- From: William Ahern <william@...>
- Date: Mon, 5 Aug 2013 16:33:34 -0700
On Mon, Aug 05, 2013 at 05:55:11PM -0500, Andrew Starks wrote:
> On Monday, August 5, 2013, Andrew Starks wrote:
> > The reason that I'm asking this dumb question is that I am confused by
> > the following:
> > > =os.time() - os.time(os.date("*t"))
> > 0
> > > =os.time() - os.time(os.date("!*t"))
> > -21600
> I'm responding to my own post, with what I hope is the answer.
> os.date can receive a number value, which is inturpreted in the the same
> way as os.time's output is defined. It returns *local time*. os.time
> follows the standard posix definition, which is usually as described above
> bit it receives a time structure, then it is interpreted as *local time*
> and is converted to UTC number of seconds.
> If time is output from os.date as UTC, then read by os.time, it will be
> converted by os.time and thus be offset by the time zone.
> What's more, if os.time receives the current time in UTC, it shifts it, but
> with isdt as false. If it then receives the current time in the current
> time zone, it shifts it as well, arriving at UTC. do the math and your
> always going to get the non-dst answer.
Yep. There's just no way to round-trip a UTC time like
time_t -> struct tm -> time_t

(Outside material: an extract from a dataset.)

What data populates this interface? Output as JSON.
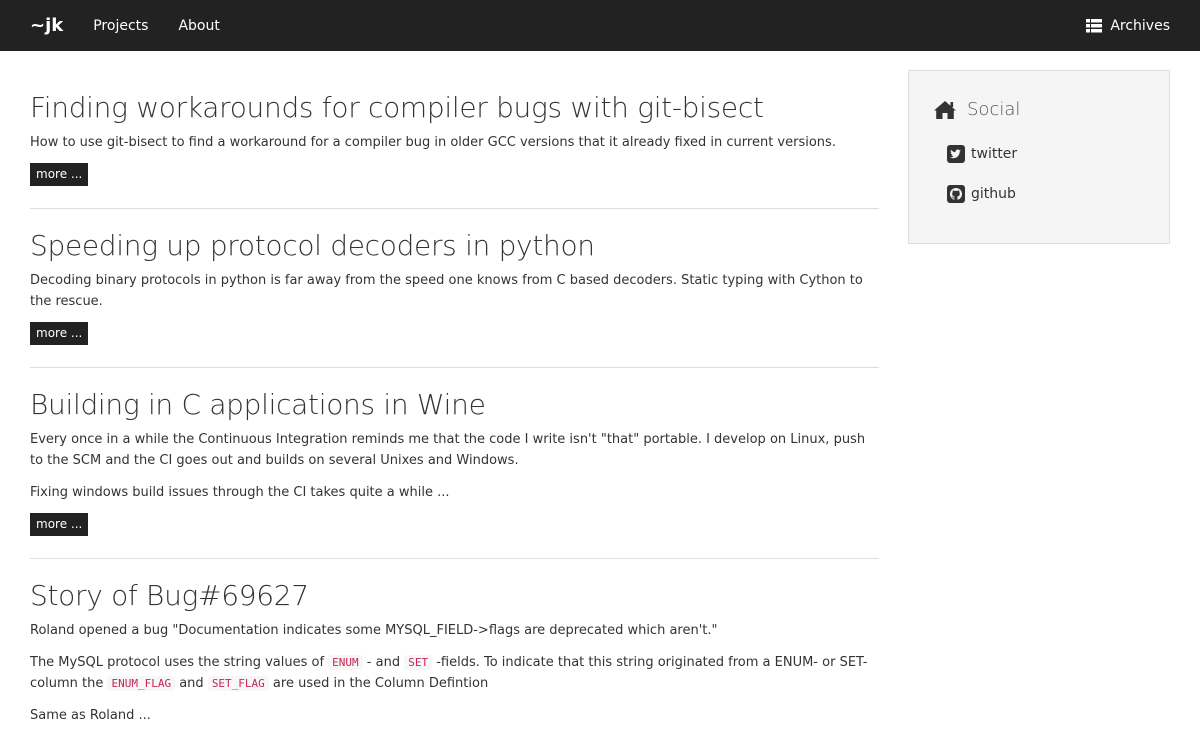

without resetting the timezone locale using setenv and tzset, neither of
which Lua supports because they're POSIX, not standard C. Basically, neither

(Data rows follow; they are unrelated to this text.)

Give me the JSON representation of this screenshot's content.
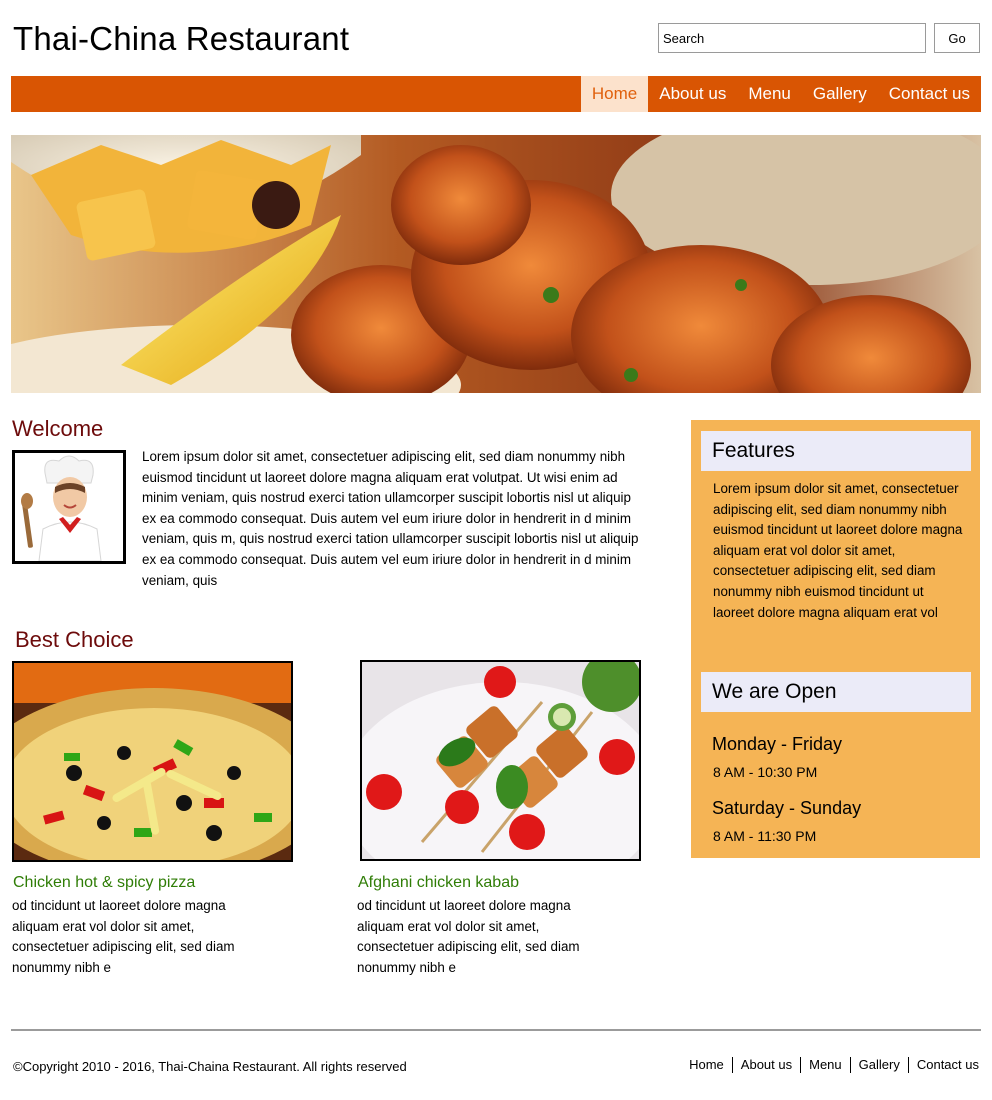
{
  "header": {
    "site_title": "Thai-China Restaurant",
    "search_placeholder": "Search",
    "go_label": "Go"
  },
  "nav": {
    "items": [
      {
        "label": "Home",
        "active": true
      },
      {
        "label": "About us",
        "active": false
      },
      {
        "label": "Menu",
        "active": false
      },
      {
        "label": "Gallery",
        "active": false
      },
      {
        "label": "Contact us",
        "active": false
      }
    ]
  },
  "welcome": {
    "heading": "Welcome",
    "text": "Lorem ipsum dolor sit amet, consectetuer adipiscing elit, sed diam nonummy nibh euismod tincidunt ut laoreet dolore magna aliquam erat volutpat. Ut wisi enim ad minim veniam, quis nostrud exerci tation ullamcorper suscipit lobortis nisl ut aliquip ex ea commodo consequat. Duis autem vel eum iriure dolor in hendrerit in d minim veniam, quis  m, quis nostrud exerci tation ullamcorper suscipit lobortis nisl ut aliquip ex ea commodo consequat. Duis autem vel eum iriure dolor in hendrerit in d minim veniam, quis"
  },
  "best_choice": {
    "heading": "Best Choice",
    "dishes": [
      {
        "title": "Chicken hot & spicy pizza",
        "desc": "od tincidunt ut laoreet dolore magna aliquam erat vol  dolor sit amet, consectetuer adipiscing elit, sed diam nonummy nibh e"
      },
      {
        "title": "Afghani chicken kabab",
        "desc": "od tincidunt ut laoreet dolore magna aliquam erat vol  dolor sit amet, consectetuer adipiscing elit, sed diam nonummy nibh e"
      }
    ]
  },
  "sidebar": {
    "features_heading": "Features",
    "features_text": "Lorem ipsum dolor sit amet, consectetuer adipiscing elit, sed diam nonummy nibh euismod tincidunt ut laoreet dolore magna aliquam erat vol dolor sit amet, consectetuer adipiscing elit, sed diam nonummy nibh euismod tincidunt ut laoreet dolore magna aliquam erat vol",
    "open_heading": "We are Open",
    "hours": [
      {
        "days": "Monday - Friday",
        "time": "8 AM - 10:30 PM"
      },
      {
        "days": "Saturday - Sunday",
        "time": "8 AM - 11:30 PM"
      }
    ]
  },
  "footer": {
    "copyright": "©Copyright 2010 - 2016, Thai-Chaina Restaurant. All rights reserved",
    "links": [
      "Home",
      "About us",
      "Menu",
      "Gallery",
      "Contact us"
    ]
  },
  "colors": {
    "nav_bg": "#d95503",
    "nav_active_bg": "#fce2cc",
    "heading": "#6d0b0b",
    "dish_title": "#2f7d06",
    "sidebar_bg": "#f5b455",
    "sidebar_heading_bg": "#ebebf8"
  }
}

C nor POSIX define a timezone member for struct tm, and even on systems that
do define one it's usually ignored by mktime().
Solutions like timegm() (which mirrors gmtime()) aren't even defined by

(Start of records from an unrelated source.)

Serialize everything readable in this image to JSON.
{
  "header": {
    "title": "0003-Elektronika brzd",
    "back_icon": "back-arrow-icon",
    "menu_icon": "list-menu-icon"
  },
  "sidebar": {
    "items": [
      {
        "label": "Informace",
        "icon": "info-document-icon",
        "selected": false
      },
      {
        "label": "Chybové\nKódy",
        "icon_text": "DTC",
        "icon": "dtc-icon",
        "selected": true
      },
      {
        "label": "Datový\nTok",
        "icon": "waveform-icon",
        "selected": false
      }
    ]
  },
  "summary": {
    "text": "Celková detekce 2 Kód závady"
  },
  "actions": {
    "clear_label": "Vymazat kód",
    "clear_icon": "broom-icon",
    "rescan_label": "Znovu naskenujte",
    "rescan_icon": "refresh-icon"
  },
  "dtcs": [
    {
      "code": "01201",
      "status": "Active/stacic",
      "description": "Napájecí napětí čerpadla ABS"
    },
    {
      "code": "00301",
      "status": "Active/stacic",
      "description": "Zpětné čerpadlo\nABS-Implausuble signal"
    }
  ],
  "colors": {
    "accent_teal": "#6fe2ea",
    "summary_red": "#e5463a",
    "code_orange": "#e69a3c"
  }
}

POSIX and are totally non-portable except across open source BSD and GNU
You can trivially implement a POSIX-portable timegm() thanks to POSIX's
definition of precisely 86400s/day, at least for positive time_t values,
which are the only ones that POSIX technically allows anyhow.
The situation is rather ridiculous. timegm() should be standardized by both
C and POSIX. It's not an ideal interface, but at least consistent with the
existing ones. Unfortunately, Microsoft has abandoned both C and
POSIX--freezing their support to mid-1990s standards), so even if those
standards were updated to support timegm it's unlikely Lua wouldn't be able
to reflect the change.